X-MEN: THE LAST STAND: Hugh Jackman, Halle Berry, Patrick Stewart, Ian McKellen, Anna Paquin, Vinnie Jones, James Marsden, Rebecca Romijn-Stamos, Famke Janssen, Alan Cumming, Kelsey Grammer, Daniel Cudmor, Shawn Ashmore, Maggie Grace (Directed by Brett Ratner; Written by Simon Kinberg and Zak Penn; Fox) Everyone's favorite Wolverine (Hugh Jackman) and a horde of hyperactive mutants will once again frolic in this Marvel Comics-inspired fantasy. Lots of familiar faces will show up--plus Aussie jock Vinnie Jones is said to have a major role as the villainous Juggernaut. To read Diane Baroni's 2001 interview with Vinnie Jones, click here; for Guy Flatley's 1998 interview with Anna Paquin, click here. Opens 5/26/06

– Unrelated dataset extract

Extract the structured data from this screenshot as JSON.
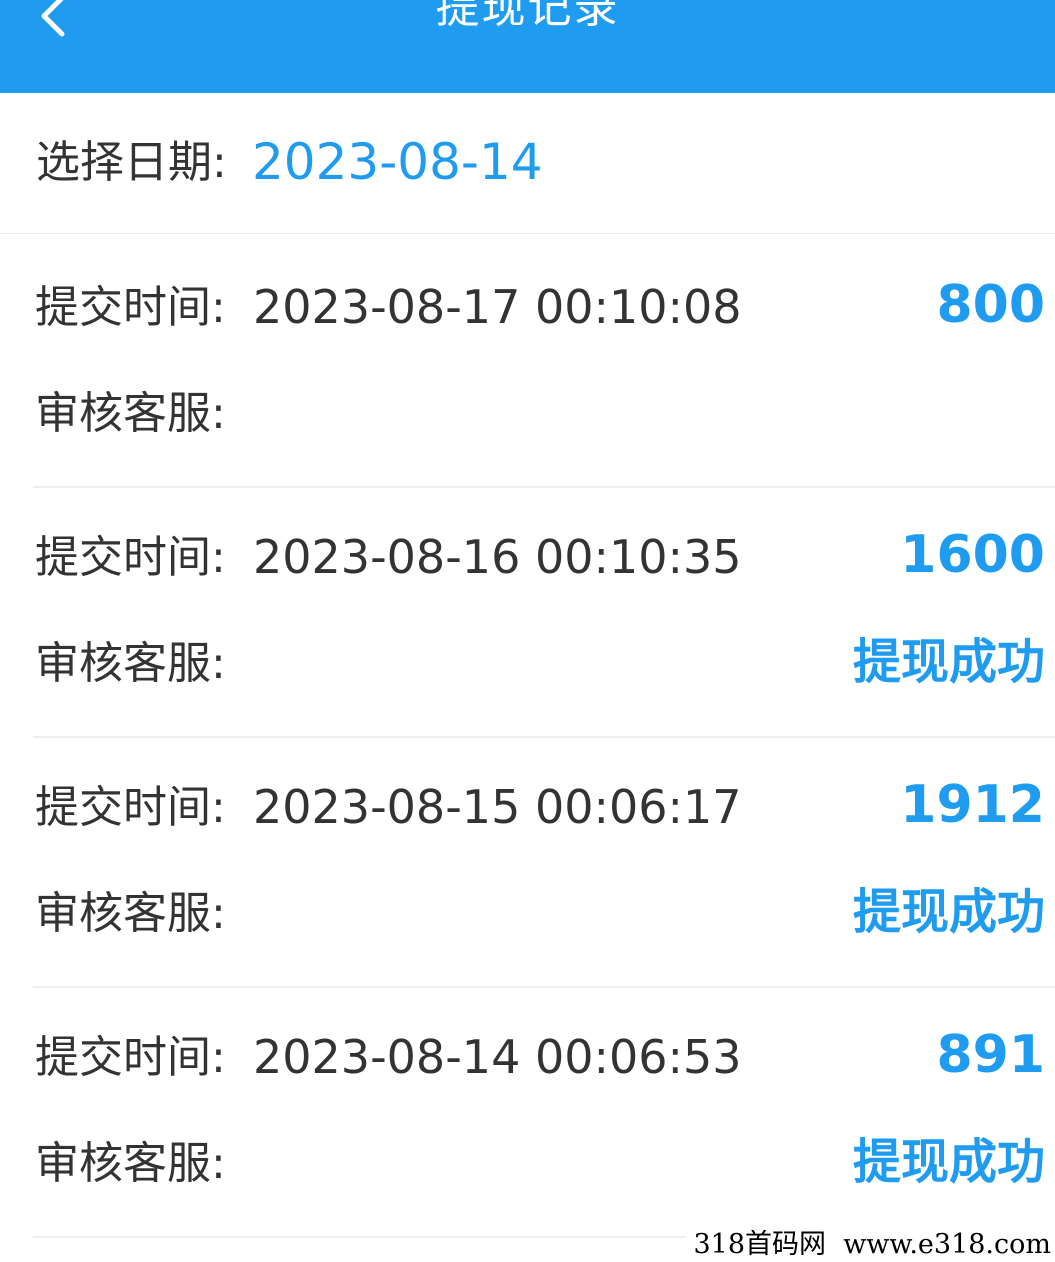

A SCANNER DARKLY: Keanu Reeves, Robert Downey Jr., Woody Harrelson, Winona Ryder, Rory Cochrane, Heather Kafka, Dameon Clarke (Written and directed by Richard Linklater; Warner Independent Pictures) It’s not too far into the future, and just as so many of us predicted, America has lost its war on drugs, nowhere more appallingly than in Orange County, California. Sound familiar? Maybe that’s because you’ve read "A Scanner Darkly," the potent, scary 1977 story by the late Philip K. Dick, whose futuristic tales have been adapted to the screen on numerous occasions, most notably in "Blade Runner,""Total Recall" and "Minority Report." It should be noted that author Dick was tortured by his own drug demons, and it is also of interest that three of this film’s stars—Downey, Harrelson and Ryder—know firsthand what it’s like to be under the influence and in trouble with the law. For Reeves, the role of a schizo narc who falls prey to the very substance he’s supposed to be eradicating offers a chance to show he can snap out of that Matrix trance. At the very least, he'll have to show two emotions. Opens 7/7/06